09/03/2008 12:00AM

Stardom Bound finds herself


DEL MAR, Calif. - Mike Smith had just nailed another precision strike on what must be the most efficient Del Mar season a jockey has enjoyed for years.

Going into Labor Day, Smith had won just 11 races at the meet, but four of them were attached to stakes events, including three of the best. Using a variety of techniques from his Hall of Fame repertoire, Smith already had won the $200,000 Rancho Bernardo Handicap from start to finish with Dearest Trickski, the $400,000 Del Mar Derby from just off the pace with Madeo, and the $300,000 Clement L. Hirsch from some other dimension aboard unbeaten Zenyatta.

Now he was back in his cubicle, late this past Monday afternoon, fresh from a sweeping, last-to-first piece of work in the $250,000 Del Mar Debutante aboard the Tapit filly Stardom Bound - a maiden no less - who beat a field that seemed full of promising 2-year-old talent.

"I can't really remember winning a Grade 1 race with a maiden before," Smith said, taking a quick inventory of his 26 years in the saddle. "But she shouldn't have been a maiden. We all know that. In fact, she probably should be 3 for 3."

Ah, youth.
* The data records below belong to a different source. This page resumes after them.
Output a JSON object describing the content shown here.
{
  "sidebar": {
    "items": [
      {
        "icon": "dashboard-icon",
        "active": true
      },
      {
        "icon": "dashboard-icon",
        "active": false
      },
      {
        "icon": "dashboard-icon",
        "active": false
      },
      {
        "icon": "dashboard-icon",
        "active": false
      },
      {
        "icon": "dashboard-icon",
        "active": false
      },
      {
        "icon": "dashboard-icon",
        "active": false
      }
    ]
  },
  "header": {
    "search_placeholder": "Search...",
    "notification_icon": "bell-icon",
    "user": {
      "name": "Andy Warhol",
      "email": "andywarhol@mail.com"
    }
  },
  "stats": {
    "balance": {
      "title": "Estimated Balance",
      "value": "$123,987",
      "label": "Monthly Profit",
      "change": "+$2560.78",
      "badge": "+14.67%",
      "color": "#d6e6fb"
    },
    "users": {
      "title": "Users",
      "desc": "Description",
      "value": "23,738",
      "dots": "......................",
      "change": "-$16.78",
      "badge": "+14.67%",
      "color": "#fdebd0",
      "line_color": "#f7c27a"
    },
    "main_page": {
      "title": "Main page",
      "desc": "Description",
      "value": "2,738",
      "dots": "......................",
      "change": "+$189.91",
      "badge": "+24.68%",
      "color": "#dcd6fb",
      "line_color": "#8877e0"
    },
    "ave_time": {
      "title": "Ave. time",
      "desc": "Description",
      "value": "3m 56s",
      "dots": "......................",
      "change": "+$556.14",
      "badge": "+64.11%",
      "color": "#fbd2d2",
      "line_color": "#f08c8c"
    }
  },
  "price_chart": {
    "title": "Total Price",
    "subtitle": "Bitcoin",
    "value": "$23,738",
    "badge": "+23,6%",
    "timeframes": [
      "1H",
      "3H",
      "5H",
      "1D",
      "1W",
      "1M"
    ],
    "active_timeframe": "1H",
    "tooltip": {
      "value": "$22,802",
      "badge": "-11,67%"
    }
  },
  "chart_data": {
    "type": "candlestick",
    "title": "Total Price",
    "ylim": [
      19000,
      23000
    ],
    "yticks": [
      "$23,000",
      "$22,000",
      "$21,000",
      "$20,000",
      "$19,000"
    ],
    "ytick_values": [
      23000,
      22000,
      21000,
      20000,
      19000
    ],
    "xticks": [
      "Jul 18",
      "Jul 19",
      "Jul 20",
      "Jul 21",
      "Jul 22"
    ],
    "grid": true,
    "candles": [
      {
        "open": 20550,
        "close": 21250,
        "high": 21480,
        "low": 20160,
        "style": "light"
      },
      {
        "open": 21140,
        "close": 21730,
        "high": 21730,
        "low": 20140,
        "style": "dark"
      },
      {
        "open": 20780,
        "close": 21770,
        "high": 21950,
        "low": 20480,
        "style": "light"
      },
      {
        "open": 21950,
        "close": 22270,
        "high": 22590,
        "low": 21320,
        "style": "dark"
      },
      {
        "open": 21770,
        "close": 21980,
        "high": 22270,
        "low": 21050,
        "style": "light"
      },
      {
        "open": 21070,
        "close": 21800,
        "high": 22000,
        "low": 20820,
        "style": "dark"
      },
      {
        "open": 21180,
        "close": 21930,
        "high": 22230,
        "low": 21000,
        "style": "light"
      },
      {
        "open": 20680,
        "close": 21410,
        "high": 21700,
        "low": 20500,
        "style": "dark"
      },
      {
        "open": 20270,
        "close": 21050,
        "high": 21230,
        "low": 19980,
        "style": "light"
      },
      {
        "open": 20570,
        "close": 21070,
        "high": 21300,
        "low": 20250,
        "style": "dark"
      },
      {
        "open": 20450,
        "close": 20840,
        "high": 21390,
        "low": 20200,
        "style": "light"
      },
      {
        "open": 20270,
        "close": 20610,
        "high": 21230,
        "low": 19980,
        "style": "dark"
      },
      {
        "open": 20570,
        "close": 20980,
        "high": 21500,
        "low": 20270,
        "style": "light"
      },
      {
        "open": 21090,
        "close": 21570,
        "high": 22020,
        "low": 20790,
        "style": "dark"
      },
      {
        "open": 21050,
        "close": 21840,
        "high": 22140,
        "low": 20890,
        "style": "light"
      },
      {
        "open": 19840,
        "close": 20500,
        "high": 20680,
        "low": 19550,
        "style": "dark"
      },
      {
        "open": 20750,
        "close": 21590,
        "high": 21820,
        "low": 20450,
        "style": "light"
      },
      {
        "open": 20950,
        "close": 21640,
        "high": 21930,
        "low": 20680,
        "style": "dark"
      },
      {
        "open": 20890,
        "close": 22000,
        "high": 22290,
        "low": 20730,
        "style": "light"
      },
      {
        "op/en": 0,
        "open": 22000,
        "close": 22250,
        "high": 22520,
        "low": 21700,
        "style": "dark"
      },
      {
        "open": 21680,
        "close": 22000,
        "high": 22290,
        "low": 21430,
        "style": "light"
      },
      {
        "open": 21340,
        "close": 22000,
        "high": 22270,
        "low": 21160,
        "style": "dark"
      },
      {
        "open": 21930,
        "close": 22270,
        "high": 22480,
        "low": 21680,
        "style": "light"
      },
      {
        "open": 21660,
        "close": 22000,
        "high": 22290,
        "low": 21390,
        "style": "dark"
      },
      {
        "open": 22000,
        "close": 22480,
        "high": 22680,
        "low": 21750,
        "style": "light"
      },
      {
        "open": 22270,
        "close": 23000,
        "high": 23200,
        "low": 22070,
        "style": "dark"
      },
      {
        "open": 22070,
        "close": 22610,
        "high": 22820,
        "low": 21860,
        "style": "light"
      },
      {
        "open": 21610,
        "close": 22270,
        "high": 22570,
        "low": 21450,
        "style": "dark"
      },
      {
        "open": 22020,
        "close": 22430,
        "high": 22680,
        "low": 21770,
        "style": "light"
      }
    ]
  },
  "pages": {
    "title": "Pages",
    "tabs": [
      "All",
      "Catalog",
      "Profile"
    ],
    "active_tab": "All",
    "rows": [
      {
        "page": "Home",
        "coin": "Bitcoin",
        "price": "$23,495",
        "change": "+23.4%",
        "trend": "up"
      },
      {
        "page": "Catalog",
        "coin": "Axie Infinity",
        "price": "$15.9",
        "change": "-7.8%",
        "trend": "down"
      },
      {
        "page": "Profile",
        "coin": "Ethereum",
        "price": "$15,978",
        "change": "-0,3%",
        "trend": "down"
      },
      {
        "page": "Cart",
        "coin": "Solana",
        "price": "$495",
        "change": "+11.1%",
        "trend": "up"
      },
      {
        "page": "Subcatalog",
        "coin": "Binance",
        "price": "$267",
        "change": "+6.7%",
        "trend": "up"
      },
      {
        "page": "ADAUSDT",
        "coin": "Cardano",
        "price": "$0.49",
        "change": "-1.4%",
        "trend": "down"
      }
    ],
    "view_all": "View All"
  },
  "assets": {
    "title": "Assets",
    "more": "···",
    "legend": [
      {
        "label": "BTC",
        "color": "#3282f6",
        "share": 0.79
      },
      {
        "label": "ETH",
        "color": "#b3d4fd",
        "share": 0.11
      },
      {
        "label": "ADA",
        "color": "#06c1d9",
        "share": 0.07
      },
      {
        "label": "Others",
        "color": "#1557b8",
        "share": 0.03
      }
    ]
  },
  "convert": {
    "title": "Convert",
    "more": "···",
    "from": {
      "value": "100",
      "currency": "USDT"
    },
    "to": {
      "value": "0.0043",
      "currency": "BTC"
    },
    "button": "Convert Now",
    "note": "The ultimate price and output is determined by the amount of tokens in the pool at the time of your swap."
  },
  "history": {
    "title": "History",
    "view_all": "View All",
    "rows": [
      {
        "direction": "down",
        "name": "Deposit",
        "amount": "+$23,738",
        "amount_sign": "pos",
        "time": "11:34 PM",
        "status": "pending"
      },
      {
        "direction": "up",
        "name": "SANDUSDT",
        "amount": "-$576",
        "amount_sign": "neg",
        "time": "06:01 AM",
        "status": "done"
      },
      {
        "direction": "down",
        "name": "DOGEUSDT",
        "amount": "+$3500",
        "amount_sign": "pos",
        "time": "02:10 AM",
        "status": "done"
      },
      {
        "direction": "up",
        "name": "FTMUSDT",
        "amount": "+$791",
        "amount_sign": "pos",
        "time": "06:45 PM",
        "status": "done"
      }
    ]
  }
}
Stardom Bound, a leggy gray, gave away her first two races right at the break, losing a maiden event by a nose and then the Sorrento Stakes by a length. This caused considerable frustration among the families of owner Charles Cono and trainer Christopher Paasch, who had been convinced for some time that Stardom Bound was a filly of unusual ability. Smith concurred, but the lass had her own agenda.

"She does the darndest things leaving there," Smith said, illustrating the point with a display of twitches, squeaks, and other cartoon noises. "Man, you've really got to stay on her. Today, she did it again, but not near as bad."

After those earlier setbacks, Paasch and the Del Mar gate crew discovered that Stardom Bound suffered from a certain hypersensitivity.

"A lot of them you do have to work with their heads," Paasch said, referring to the psychological. "This filly, my God, I think she's one of the smartest horses I've ever trained. She's so relaxed about everything she does. But she has had a tendency to get her head down in the gate. It turned out if you took too much hold of her head, she didn't like it. So we just leave her alone."

Through the opening quarter of the seven-furlong Debutante, Smith and Stardom Bound pretty much left the rest of the field alone. They trailed the last horse by several lengths, a gray puff of smoke coming from the tailpipe of a half-mile split in 45.07 seconds.

"I didn't even feel like I was last, though," Smith said. "The way she was going, I felt like I was on the lead. She got into that rhythm where you think, 'Ooh, she's really gonna run today.' Around the turn I asked her to catch them, just a little, to get to where if I had to go inside I could, or go outside if I needed. I swung out and she caught 'em, just like that. Just like a baby Zenyatta."

Whoa there, Mikey. Let's not load Stardom Bound with that kind of pressure just yet. Certainly, her move down the middle of the stretch was impressive. And when she changed leads in the final furlong she opened up to win by 4 1/4 lengths. But using the "Z" word?

"The most impressive part was after the race," Smith went on, undaunted. "Galloping out, I was just getting into a jog when she started bucking and squealing. What kind of 2-year-old does that? I told her she was supposed to be exhausted. Everybody else was pulling up gasping. There she was playing."

The difference between the happy-go-lucky 2-year-old filly and her emotionally drained entourage was dramatic.

"This makes up for a tough year," Charles Cono said, beaming a wide smile, as he and his wife, Karen, made their way to the winner's circle.

At the age of 75, Charlie Cono long ago attained legendary status in the real estate world of San Diego, but neither the market nor his own health have been anything to brag about lately, and his racing stable of more than 30 horses has had a run of poor luck through most of 2008. Until now.

"Compared to owning racehorses, real estate is pretty easy," Cono said. "I guess I don't mind losing the little ones to win a big one like this."

Cono has had a certain amount of success with such stakes winners as Crowned Dancer, Diplomat Lady, Conveyor's Angel, Veiled Speed, and Hello Lucky, and he watched as his Mystery Girl finish second in the 2005 Del Mar Debutante to Wild Fit. Now, after more than 50 years in San Diego, Cono will see his colors painted on one of the iron jockeys standing watch over the Del Mar walking ring, with the promise of more to come from Stardom Bound, including a shot at the Breeders' Cup.

"We've had some good horses, but the way she was working, Chris said this could be the best filly we've had," Cono added. "She's just beautiful. And did you see the way she ran today, from way the hell in the back? Gives you a heart attack."

Or the thrill of a lifetime.